Combing a Herd for Methane Emissions
Animal farms are believed to produce about the same amount of greenhouse gas as cars. They also generate harmful pollutants like ammonia. New farming strategies could help reduce animal emissions, but assessing their effectiveness is tricky because the emissions are typically too small to be precisely measured in real time. At the virtual Conference on Lasers and Electro-Optics (CLEO) in May, Daniel Herman of the National Institute of Standards and Technology (NIST) and the University of Colorado Boulder reported a possible solution. In a proof-of-principle test with a small cattle herd, he and his collaborators showed that frequency combs—laser sources that enable exceptionally precise fundamental-physics measurements—can detect the herd’s trace emissions.
Cows, and other farm animals, produce gas as they digest food and through their manure. These gases include methane and nitrous oxide—molecules whose global warming potential far exceeds that of carbon dioxide. Researchers are exploring how changes in animal diet, in pasture soil, and in “manure management” could reduce these emissions. But the resulting shifts in gas concentration are generally too tiny to measure, except when the cows are packed together, for example, in a feedlot before being slaughtered.
To make detection more sensitive, Herman, who collaborated with researchers at Kansas State University, turned to one of precision spectroscopy’s most sophisticated tools, the frequency comb. Like many spectroscopic techniques, frequency combs track the presence of specific molecules by revealing their spectral “fingerprints”— absorption lines whose frequencies correspond to molecular vibrations or rotations. In conventional spectroscopy, these absorption lines are derived from the attenuation of infrared light. This light can come from a stable, coherent laser beam, which yields great frequency resolution but can’t easily be tuned over a broad frequency range; or it can come from an incoherent lamp, which has a broad spectrum but lacks the resolution and coherence of lasers.
“Laser combs give you the best of both worlds,” probing vast spectral ranges with coherent light, Herman says. The version of the technique that he and his collaborators used, called dual-comb spectroscopy, involves two infrared laser combs. Each comb’s spectrum is made up of hundreds of thousands of discrete frequency peaks, or “teeth,” that span the relevant spectra of methane, water, carbon dioxide, nitrous oxide, and ammonia. Crucially, the two combs have slightly different tooth spacings. After passing through a sample that partially absorbs them, the combs are made to interfere at a detector. The resulting signal contains beat amplitudes at microwave frequencies, and a frequency analysis of these amplitudes reveals the sample absorption spectrum.
A few years ago, another group used frequency comb spectroscopy to help detect carbon dioxide, methane, and other emissions from urban and industrial sources. In experiments completed last January, Herman and his colleagues showed that the technique works for monitoring livestock emissions too.

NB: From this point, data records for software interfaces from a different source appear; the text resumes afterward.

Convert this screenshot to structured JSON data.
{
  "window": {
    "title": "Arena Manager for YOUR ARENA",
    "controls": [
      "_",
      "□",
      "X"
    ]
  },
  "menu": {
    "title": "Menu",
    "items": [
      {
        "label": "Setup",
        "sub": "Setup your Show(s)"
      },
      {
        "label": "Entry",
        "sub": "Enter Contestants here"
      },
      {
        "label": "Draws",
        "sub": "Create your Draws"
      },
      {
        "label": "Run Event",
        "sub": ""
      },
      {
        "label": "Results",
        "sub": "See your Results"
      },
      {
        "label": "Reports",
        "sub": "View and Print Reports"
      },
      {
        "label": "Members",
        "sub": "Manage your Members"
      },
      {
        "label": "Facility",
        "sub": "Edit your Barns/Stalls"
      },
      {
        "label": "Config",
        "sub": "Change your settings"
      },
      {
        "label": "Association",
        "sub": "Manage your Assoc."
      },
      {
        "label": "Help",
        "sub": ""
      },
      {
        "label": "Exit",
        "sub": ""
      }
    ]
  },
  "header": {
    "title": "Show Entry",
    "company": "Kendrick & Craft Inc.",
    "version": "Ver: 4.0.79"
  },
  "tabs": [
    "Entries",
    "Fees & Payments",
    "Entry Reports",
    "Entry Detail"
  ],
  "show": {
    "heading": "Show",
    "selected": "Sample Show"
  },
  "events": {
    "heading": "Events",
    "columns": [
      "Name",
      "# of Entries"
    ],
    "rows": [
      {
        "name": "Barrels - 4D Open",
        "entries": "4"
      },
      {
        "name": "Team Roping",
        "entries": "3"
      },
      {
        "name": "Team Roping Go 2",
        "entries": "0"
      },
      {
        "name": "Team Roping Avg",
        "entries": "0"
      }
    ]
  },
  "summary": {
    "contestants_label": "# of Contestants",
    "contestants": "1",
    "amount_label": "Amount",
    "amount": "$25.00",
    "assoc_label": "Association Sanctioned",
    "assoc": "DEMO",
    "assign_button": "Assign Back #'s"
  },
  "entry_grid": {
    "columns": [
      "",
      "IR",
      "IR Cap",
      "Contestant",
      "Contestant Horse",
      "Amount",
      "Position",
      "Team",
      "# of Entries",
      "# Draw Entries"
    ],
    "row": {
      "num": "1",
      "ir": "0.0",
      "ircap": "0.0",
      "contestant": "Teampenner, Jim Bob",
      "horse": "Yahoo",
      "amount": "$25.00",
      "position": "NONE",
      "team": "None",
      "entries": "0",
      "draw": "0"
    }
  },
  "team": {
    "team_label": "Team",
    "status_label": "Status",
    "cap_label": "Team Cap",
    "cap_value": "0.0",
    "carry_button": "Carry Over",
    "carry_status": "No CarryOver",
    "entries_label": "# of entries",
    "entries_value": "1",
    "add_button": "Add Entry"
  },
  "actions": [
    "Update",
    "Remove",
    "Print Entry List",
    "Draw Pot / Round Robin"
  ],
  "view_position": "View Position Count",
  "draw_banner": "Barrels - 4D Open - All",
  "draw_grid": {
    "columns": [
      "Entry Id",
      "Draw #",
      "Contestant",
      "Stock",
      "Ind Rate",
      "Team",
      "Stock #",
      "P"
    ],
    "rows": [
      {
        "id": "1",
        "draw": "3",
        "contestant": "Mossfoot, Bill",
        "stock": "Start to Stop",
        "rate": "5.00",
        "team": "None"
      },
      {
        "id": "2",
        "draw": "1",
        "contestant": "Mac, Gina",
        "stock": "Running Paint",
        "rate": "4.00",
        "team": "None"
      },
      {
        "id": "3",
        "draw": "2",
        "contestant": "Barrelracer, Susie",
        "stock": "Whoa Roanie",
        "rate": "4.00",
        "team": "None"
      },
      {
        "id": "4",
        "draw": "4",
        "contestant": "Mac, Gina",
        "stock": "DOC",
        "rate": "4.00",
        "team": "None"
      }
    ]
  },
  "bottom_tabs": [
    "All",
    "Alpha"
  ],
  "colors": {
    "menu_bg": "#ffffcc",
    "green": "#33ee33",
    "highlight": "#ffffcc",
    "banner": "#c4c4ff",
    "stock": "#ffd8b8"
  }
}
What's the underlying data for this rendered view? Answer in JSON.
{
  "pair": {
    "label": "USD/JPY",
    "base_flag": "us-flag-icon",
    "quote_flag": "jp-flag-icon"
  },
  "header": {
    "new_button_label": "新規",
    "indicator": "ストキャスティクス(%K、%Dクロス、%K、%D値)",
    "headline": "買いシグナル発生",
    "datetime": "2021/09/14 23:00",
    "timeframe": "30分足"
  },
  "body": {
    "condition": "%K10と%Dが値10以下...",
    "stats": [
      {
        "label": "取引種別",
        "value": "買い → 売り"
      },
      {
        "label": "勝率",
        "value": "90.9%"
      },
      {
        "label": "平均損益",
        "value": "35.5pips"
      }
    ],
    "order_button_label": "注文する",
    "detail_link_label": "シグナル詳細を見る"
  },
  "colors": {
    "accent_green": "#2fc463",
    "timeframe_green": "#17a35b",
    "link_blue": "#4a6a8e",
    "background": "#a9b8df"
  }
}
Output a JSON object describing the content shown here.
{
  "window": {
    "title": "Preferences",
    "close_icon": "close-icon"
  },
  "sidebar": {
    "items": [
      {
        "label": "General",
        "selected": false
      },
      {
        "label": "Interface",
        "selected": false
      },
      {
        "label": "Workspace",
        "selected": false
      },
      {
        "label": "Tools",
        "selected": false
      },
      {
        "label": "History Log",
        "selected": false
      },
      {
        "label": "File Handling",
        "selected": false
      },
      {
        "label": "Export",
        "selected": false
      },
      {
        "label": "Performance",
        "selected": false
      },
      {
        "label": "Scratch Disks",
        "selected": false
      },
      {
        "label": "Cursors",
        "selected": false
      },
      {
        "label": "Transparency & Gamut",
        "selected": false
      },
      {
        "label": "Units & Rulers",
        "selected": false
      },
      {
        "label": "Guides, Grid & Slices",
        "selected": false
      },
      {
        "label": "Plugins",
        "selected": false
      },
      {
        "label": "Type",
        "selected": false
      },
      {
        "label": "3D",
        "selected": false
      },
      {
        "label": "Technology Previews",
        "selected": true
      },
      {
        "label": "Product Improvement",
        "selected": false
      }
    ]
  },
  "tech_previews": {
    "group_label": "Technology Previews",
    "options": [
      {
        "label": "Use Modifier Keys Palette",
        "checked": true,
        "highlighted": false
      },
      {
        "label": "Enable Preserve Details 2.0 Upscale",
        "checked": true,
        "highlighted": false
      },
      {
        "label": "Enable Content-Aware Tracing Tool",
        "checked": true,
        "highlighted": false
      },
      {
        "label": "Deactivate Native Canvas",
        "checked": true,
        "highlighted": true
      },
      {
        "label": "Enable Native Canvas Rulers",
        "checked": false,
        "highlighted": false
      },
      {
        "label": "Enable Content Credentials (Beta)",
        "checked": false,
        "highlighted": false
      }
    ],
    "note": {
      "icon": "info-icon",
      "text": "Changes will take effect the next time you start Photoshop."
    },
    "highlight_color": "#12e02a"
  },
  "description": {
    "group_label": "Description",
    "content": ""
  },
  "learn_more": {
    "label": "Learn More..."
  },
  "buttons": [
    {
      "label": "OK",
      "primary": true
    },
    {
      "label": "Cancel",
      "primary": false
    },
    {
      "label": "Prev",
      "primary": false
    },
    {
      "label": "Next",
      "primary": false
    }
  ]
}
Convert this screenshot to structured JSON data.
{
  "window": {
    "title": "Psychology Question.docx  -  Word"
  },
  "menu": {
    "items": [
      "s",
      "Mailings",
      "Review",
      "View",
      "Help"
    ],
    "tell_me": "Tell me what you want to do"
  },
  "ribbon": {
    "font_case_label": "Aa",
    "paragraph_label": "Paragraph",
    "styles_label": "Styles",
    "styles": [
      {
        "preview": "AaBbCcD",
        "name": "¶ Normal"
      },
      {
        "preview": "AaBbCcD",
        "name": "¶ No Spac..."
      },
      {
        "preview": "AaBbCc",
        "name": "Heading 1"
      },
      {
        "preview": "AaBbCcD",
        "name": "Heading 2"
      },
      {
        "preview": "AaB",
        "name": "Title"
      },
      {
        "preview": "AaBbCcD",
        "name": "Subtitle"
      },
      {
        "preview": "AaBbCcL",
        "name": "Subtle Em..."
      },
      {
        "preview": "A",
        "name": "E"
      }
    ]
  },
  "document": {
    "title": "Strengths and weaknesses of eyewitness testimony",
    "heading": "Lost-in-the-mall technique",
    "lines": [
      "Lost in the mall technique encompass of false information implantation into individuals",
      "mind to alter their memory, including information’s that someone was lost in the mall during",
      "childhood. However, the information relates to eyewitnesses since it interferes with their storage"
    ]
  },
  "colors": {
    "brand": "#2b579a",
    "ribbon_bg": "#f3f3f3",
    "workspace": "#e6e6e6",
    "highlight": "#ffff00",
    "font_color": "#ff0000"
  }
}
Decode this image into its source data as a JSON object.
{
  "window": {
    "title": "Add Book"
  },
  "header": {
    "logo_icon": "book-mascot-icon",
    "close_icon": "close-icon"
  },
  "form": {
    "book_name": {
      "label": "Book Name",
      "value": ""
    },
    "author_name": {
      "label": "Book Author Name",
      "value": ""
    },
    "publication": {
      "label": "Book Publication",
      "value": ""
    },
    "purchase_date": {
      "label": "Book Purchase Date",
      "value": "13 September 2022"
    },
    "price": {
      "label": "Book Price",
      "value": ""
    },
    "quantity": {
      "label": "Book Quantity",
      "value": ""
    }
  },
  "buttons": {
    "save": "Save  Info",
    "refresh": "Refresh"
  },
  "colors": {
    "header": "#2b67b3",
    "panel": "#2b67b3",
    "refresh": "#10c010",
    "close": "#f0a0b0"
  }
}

The researchers set up on a trailer beside a soccer-field-sized feedlot in Manhattan, Kansas. Using lasers built at NIST and some optical components, they produced two dual combs. One dual comb traveled back and forth through the air along the north side of the lot; the other dual comb traveled back and forth along the south side of the lot. Analyzing the dual combs on the truck, the team determined the gas content along the lot’s two sides. Comparing the two combs and accounting for the effect of wind flow (the fact that one comb was downstream and the other upstream), they found the cow’s contribution to various gas emissions. These measurements were sensitive enough to pick up methane, water, carbon dioxide, and ammonia that clearly came from animal activity—for instance, the amounts of these gases peaked a couple of hours after the cows ate.
The researchers detected methane at less than one part per million concentrations—comparable to state-of-the-art techniques used for livestock emission monitoring. But Herman says that their setup’s sensitivity could be easily improved by using better optics and combs at midinfrared wavelengths, where molecules have stronger absorption lines. With such upgrades, they should be able to monitor herds that, compared to the one in Kansas, are more spread out and representative of typical cattle pastures.
Herman says frequency combs might work for more than livestock monitoring, such as tracking the gases released by crops. “Gases like ammonia are indicators of soil health and monitoring them could help farmers make smarter, science-based decisions,” Herman says. But to achieve these lofty goals, he says that researchers now need to work on making these “agrophotonics” technologies sufficiently cheap, rugged, and easy to use.
Correction (2 July 2020): Two links to previous frequency comb work were updated to better distinguish between work that was done with methane and with carbon dioxide.
Matteo Rini is the Editor of Physics.